Lines with the word "find" are the answer; copy each of them from the data below.
** Opening Material provided block **
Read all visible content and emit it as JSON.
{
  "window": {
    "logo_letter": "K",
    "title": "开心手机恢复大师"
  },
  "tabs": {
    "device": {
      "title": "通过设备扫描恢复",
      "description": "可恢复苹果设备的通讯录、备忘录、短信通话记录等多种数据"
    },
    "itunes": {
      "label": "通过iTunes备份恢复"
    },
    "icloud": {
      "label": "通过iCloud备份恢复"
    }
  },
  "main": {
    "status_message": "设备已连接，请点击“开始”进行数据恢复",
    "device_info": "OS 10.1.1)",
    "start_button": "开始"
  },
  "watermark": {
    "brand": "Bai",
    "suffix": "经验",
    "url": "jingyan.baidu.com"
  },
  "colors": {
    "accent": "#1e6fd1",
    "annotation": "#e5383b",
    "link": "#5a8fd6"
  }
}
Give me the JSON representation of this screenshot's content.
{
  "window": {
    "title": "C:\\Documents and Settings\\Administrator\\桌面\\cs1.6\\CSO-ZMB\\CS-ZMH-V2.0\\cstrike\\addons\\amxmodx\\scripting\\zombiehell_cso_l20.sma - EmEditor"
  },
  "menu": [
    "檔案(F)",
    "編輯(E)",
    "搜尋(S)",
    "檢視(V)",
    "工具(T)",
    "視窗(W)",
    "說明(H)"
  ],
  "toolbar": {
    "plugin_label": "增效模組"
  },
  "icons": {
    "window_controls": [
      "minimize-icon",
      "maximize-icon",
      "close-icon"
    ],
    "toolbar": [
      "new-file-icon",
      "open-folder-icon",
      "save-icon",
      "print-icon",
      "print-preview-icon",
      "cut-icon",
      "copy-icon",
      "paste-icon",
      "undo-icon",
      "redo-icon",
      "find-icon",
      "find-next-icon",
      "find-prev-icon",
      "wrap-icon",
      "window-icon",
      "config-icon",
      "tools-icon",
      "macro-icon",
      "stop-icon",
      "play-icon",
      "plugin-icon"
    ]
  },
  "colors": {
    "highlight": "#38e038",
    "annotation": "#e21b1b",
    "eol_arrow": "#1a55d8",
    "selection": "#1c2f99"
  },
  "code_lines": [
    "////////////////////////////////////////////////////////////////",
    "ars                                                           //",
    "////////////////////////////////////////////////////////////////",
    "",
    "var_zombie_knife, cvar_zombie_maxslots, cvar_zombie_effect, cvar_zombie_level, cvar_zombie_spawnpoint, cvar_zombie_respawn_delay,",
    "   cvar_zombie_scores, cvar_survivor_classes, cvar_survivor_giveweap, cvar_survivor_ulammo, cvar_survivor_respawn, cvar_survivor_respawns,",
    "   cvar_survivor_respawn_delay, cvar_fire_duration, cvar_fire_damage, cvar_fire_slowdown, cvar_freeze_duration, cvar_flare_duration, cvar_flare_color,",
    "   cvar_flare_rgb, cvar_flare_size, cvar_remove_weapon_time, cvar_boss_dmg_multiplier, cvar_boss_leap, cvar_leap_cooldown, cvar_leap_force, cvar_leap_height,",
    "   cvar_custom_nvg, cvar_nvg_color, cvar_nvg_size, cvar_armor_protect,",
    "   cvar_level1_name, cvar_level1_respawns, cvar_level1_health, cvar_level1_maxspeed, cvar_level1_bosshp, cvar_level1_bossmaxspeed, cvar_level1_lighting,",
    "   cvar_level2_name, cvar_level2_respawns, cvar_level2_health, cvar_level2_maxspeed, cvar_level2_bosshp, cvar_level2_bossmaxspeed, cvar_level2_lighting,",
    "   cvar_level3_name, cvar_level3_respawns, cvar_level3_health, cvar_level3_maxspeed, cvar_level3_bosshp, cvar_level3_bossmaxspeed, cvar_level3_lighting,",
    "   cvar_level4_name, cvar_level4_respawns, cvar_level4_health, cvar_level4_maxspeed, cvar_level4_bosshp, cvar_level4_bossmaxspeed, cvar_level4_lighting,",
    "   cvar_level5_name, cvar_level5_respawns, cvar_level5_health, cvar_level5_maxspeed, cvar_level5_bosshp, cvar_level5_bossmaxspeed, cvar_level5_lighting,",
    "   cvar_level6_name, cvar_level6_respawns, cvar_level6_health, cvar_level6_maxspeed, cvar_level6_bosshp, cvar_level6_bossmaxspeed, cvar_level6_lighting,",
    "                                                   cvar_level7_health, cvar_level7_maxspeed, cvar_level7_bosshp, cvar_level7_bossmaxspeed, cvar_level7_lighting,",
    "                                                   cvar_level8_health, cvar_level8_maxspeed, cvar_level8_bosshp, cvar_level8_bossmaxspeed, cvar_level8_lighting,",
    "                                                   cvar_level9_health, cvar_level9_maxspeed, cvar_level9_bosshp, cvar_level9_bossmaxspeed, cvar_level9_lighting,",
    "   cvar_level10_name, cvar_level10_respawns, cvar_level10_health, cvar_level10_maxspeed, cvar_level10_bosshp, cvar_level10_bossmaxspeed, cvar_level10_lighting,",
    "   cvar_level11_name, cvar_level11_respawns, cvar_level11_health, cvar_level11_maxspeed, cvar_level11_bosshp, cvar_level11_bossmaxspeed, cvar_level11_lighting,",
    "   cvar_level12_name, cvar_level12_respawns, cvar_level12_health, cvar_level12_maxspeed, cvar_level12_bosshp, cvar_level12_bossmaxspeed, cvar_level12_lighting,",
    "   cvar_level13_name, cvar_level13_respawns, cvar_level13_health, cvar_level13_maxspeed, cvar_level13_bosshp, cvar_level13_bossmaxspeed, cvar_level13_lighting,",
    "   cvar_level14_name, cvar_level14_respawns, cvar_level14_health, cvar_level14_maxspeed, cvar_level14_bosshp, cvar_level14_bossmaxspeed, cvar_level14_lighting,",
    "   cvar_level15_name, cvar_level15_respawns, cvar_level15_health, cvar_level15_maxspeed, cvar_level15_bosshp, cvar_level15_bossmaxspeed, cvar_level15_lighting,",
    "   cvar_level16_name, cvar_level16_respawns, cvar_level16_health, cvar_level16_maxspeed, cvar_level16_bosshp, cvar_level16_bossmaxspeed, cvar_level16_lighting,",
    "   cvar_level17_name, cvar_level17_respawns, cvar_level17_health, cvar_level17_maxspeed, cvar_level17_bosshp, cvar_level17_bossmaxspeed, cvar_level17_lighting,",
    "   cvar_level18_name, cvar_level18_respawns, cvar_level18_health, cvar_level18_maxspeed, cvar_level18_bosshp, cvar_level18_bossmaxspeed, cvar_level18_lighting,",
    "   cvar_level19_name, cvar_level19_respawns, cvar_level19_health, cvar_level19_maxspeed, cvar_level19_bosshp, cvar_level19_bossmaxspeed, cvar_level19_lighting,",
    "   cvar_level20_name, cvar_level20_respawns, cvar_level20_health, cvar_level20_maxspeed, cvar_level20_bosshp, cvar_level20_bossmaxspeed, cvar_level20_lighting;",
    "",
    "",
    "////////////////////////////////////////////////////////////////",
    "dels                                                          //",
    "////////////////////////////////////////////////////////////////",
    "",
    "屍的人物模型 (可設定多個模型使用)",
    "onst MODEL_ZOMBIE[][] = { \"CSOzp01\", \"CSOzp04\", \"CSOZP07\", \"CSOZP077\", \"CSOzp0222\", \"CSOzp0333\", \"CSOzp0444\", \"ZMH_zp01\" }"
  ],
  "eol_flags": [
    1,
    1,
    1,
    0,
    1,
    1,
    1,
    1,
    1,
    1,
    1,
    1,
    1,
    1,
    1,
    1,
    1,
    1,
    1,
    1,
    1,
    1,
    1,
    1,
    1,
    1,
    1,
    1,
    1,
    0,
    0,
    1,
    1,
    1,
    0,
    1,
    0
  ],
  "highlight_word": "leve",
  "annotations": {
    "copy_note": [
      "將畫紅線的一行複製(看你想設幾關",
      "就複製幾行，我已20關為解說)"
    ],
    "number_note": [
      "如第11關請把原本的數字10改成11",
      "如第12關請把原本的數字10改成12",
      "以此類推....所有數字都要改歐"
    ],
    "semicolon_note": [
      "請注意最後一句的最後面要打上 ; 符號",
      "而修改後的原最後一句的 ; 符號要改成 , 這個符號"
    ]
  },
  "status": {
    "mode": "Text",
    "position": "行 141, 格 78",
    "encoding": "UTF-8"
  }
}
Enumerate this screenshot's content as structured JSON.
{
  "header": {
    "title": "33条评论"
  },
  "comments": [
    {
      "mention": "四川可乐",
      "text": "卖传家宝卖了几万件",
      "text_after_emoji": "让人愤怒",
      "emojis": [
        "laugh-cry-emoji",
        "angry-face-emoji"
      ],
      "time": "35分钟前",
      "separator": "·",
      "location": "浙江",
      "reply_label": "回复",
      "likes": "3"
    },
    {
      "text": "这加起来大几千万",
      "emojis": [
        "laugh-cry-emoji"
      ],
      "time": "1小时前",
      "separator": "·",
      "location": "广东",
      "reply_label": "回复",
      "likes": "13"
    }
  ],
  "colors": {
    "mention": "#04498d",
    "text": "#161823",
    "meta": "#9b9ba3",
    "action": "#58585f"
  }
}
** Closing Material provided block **
Result of the task:
      "find-icon",
      "find-next-icon",
      "find-prev-icon",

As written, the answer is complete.